SEE: Protect Your Portfolio Against Inflation And Deflation
Should You Buy Bonds Still?
Holding bonds has been traditionally regarded as a defensive strategy. Were the economy to collapse, and major corporations go out of business, bondholders would be in better shape than their stockholders would (though still in rough shape). Purchasing an issuer's debt, rather than its equity, gets you paid earlier should the issuer go bankrupt and have a fire sale. (Unless the issuer is General Motors and the federal government arbitrarily decides to rearrange the payment hierarchy, but that's a topic for a different post.)
But don't overreact and convert all your assets to gold and/or buy that fortified compound in the Montana woods just yet. It's important to remember that everything is cyclical. Our parents were stuck with 18% (that's not a typo) mortgages in the early 1970s and early 1980s, buying them gladly or grudgingly because they didn't have any other choice.
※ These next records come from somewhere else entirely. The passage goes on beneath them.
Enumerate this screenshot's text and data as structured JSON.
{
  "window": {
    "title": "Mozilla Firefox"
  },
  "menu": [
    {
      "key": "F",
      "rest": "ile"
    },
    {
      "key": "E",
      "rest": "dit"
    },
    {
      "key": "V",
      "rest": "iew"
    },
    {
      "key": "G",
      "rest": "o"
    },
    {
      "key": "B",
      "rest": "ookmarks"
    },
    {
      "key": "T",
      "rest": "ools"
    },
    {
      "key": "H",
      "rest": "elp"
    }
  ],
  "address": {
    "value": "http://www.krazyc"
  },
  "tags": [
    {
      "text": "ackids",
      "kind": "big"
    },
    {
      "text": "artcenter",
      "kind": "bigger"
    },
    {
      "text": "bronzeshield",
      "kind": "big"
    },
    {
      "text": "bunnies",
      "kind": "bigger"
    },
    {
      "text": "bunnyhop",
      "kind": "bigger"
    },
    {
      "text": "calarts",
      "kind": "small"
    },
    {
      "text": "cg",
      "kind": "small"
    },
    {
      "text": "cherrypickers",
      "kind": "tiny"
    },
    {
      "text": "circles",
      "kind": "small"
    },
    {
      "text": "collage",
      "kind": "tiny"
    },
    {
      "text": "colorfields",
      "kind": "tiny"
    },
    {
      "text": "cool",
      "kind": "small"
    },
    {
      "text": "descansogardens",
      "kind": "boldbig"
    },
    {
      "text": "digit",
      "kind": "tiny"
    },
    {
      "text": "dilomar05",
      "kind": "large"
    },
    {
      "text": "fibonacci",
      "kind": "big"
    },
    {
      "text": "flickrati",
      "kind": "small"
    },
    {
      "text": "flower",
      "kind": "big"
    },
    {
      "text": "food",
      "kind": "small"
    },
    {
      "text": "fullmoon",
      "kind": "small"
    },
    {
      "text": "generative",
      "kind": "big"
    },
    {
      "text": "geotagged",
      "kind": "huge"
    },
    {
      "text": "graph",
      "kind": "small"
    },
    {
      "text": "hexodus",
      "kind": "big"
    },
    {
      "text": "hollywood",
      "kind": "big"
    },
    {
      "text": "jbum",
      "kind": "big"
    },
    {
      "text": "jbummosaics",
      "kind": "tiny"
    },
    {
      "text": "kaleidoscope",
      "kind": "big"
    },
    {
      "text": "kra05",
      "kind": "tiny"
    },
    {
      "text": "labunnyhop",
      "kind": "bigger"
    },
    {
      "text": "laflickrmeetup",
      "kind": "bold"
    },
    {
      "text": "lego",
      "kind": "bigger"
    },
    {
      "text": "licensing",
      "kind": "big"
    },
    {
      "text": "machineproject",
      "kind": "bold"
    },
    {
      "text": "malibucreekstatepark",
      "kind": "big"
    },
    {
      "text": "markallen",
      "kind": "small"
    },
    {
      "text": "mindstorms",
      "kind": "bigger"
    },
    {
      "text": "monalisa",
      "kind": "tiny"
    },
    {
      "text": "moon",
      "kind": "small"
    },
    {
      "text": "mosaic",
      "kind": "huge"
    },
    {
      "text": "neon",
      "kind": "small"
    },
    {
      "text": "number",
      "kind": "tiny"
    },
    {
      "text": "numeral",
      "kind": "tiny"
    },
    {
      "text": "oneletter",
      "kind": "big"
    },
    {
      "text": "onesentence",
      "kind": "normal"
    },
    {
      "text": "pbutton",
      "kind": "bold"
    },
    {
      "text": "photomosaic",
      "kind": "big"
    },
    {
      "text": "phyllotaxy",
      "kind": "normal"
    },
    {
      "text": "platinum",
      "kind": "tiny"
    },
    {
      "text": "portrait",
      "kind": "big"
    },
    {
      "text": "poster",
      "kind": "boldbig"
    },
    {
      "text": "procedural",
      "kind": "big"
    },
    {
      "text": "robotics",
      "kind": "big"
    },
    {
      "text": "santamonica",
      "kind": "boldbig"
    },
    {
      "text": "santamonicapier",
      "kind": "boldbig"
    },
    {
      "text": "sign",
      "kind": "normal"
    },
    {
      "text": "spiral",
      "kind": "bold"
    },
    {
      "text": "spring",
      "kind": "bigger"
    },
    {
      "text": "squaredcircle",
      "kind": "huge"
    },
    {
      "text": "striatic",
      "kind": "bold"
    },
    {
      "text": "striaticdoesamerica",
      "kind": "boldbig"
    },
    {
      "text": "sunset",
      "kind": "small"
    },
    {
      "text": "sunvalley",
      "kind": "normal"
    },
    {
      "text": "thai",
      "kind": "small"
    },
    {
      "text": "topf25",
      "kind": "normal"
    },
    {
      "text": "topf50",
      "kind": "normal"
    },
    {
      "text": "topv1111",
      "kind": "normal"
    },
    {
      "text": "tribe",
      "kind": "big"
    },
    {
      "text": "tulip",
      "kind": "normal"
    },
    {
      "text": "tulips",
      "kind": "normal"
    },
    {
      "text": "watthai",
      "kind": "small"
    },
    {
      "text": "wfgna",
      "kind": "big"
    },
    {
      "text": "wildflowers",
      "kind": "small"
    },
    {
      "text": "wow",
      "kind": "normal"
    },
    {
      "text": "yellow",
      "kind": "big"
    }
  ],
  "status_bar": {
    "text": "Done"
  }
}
Today's bond market, stagnant as it may be, is not a permanent or even necessarily a long-term state of affairs.
One more thing. In an ever-more-sophisticated financial market that loves to commoditize and aggregate, bonds still serve a purpose as the stuff that bond funds are made of. While any characteristic of a particular bond - its maturity, rating or callability - might be a red flag, diversifying via a bond fund eliminates or reduces that problem. Moreover, with certain types of bonds and bond funds, there's always the possibility of enjoying your gains tax-free.
SEE: Taxation Rules For Bond Investors
The Bottom Line
As an investment class, bonds might be overpriced in the short-term. However, there's no denying their utility as a hedge against, and alternative to, other more volatile securities. Bonds will continue to serve a purpose in the marketplace - whether for an issuer looking to raise funds quickly, or for an investor looking to diversify.